XVII.

From “Total Eclipse” by Annie Dillard, read in The Next American Essay, ed. by John D’Agata:

The Crab Nebula, in the constellation Taurus, looks, through binoculars, like a smoke ring. It is a star in the process of exploding. Light from its explosion first reached the earth in 1054; it was a supernova then, and so bright it shone in the daytime. Now it is not so bright, but it is still exploding. It expands at a rate of seventy million miles a day. It is interesting to look through binoculars at something expanding seventy million miles a day. It does not budge. Its apparent size does not increase. Photographs of the Crab Nebula taken fifteen years ago seem identical to photographs of it taken yesterday. Some lichens are similar. Botanists have measured some ordinary lichens twice, at fifty-year intervals, without detecting any growth at all. And yet their cells divide; they live.

Advertisements

Leave a Reply

Fill in your details below or click an icon to log in:

WordPress.com Logo

You are commenting using your WordPress.com account. Log Out / Change )

Twitter picture

You are commenting using your Twitter account. Log Out / Change )

Facebook photo

You are commenting using your Facebook account. Log Out / Change )

Google+ photo
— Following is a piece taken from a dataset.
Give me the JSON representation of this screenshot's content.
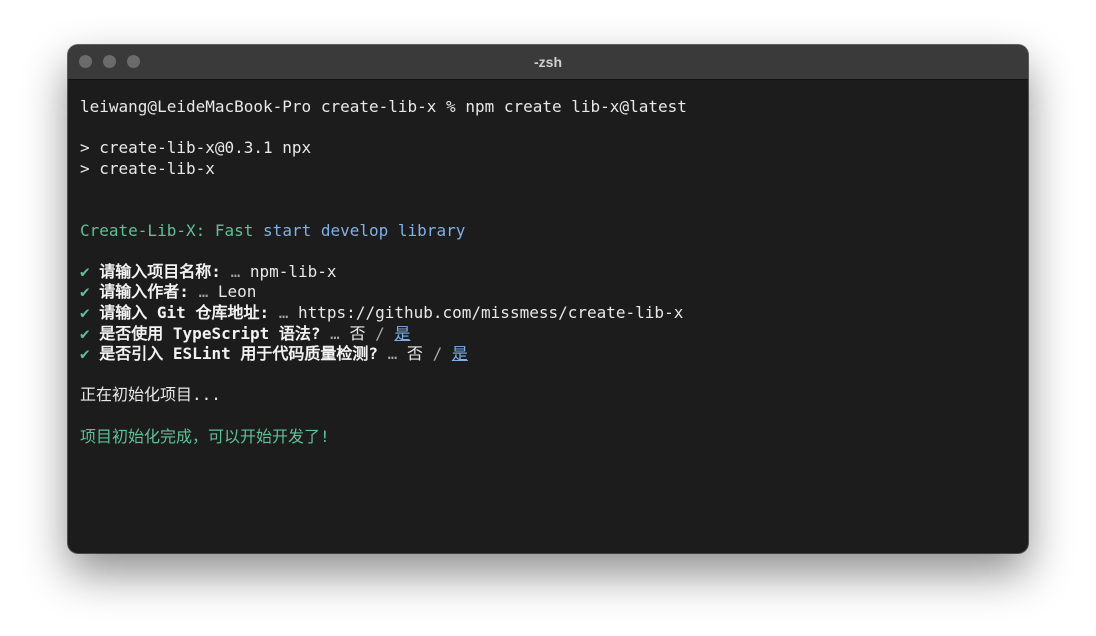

You are commenting using your Google+ account. Log Out / Change )

Connecting to %s

%d bloggers like this: